In the past when someone has told me about their religion and their church, they would tell me why it's the best and why I needed to convert that very moment. Because, you know, if I didn't then I would go to Hell. Telling someone you'll go to Hell because they don't believe what you were raised to believe is not an effective way to sell your religion. The same goes for telling someone they'll be denied admission to Heaven. If you're talking to someone, for example, who doesn't believe in God to do so, talk to them in a way they can understand you, not the way they already don't believe.

If you want people to learn about your religion, you have to speak in their language.

The minister said that religion should be about bringing Heaven to Earth (something I've always tried to achieve in other words). Why can't we make the world we live in now the best possible world?

Everyday I see people making choices that will hurt others, just so they can succeed, so they can have a better life, and so they can go to Heaven. From what I've always understood, the first rule of just about every religion is LOVE. He reminded me about that rule.

Religion is about love and building a world that loves.

In order to love each other, we have to understand each other. I've quickly grown to hold dear the community I found here. It's a nice escape from the close-minded world of living in West Texas.

I know it may not be the place for everyone, but I want to share my community with others. I enjoy discussing it, but I also enjoy learning about others' religions and I respect the multitude of things people believe in. We should be sharing our beliefs with each other. But when you share, you should never condemn others for sharing. We are all individuals and as individuals we have differences. It is inevitable. That's part of what makes life awesome.

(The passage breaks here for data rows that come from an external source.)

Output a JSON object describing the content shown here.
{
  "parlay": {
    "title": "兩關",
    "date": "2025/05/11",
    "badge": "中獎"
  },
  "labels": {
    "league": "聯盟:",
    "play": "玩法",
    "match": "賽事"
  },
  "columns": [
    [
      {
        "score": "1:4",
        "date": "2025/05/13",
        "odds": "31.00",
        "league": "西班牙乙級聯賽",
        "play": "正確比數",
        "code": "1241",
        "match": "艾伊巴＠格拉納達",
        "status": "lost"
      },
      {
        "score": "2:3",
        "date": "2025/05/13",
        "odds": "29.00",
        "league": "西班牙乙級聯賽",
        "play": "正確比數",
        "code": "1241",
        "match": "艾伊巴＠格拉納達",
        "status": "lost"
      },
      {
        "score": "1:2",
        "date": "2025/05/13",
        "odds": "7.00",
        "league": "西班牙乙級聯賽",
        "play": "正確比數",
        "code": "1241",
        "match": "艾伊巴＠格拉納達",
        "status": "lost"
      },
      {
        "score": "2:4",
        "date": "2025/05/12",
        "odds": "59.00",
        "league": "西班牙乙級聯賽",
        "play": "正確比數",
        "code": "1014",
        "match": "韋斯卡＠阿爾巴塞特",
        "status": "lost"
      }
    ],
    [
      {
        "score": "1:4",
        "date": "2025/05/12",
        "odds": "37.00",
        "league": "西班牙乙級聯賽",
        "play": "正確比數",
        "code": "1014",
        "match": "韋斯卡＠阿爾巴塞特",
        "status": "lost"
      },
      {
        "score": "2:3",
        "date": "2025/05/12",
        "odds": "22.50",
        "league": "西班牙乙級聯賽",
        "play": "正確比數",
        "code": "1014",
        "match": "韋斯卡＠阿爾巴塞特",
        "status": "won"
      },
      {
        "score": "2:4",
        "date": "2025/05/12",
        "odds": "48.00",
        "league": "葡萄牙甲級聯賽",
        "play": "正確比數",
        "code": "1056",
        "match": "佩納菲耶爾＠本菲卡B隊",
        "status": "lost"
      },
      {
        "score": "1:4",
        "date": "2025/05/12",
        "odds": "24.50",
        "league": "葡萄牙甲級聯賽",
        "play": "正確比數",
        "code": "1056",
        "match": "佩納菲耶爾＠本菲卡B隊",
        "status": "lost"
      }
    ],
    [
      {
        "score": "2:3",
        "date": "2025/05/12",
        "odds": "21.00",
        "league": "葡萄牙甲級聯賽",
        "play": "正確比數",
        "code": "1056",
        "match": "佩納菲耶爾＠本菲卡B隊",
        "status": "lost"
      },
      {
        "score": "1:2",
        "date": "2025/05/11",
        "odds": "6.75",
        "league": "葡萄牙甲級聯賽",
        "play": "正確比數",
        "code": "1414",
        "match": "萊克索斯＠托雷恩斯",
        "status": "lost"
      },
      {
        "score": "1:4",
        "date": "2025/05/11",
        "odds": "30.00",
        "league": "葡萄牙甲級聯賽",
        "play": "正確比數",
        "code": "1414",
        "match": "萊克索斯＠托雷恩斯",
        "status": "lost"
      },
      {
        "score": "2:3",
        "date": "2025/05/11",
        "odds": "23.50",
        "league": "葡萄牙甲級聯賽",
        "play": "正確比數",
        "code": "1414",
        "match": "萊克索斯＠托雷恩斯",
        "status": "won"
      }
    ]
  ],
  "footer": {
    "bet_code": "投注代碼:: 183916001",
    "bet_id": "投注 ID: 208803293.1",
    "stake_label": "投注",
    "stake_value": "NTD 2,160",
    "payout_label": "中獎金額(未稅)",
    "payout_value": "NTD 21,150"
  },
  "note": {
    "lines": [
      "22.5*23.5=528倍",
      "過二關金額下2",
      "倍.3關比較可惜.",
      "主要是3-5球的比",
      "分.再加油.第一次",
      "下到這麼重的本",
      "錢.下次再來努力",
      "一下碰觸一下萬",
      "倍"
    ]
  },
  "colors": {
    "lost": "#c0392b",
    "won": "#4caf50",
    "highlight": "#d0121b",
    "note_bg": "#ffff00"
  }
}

The UU church cam to be by people who believed in building a better world. Our roots actually stem from Christianity. Thomas Jefferson was a Christian (later a Unitarian) who believed in love, science, and the future. He even believed that by this day and age, everyone would be a Unitarian Universalist.

Unitarian Universalism is a liberal religion.
(Not to be confused with liberal politics.) And we are not the only ones. There are plenty of religious congregations that have more liberal beliefs as well. Most UUs do not find the church until after being raised Baptist, Methodist, Catholic, etc. and come in with a lot of religious baggage. I was not raised with religion and even I carry some baggage - perceptions of religion that I either didn't understand or only knew negative stereotypes about. But I'm learning now that not all religion is as bad as I once thought. :) I am at a comfortable point of knowing that I can never know the truth for sure. My new religion let's me hold this untruth as my truth (if that makes sense).
God is not fully known to us.

Each member sees God in a different way. Whether one of our members are Atheist, Agnostic, or non-denominational, we're all just searching for the truth. For some, that truth is science. For others, that truth may lie in the secrets of nature. For me, it's science and love. And yes, I struggle sometimes, but that's why I've started on this journey; why I decided to join the church.

I want to be a better person. I want to love as many people as possible. I want that love to spread to others as well.

"God is too big for any one religion to own," said the minister we listened to that day.

He reminded us that our religion is not a creedal church. We do not require our members to believe in the same things in order to remain members. The only thing we require is openness and acceptance. We may not verbally express God in everyday practice, but this is how we see Him in relation to us and our world.

I've been going to this church since February(ish). I didn't realize how much I actually enjoyed going until recently. I find myself talking about it any chance I get. It's like falling in love. You want to tell as many people as possible. And trust me, the more I learn about, the more I plan on sharing.

It's difficult to share everything in one post, and he says everything a lot more eloquently than I've just done here, which is why I've linked the video throughout this post. Listen to it while you're sending emails or sweeping at home. It's a nice listen.

Thanks for reading at least,

<3 Tawny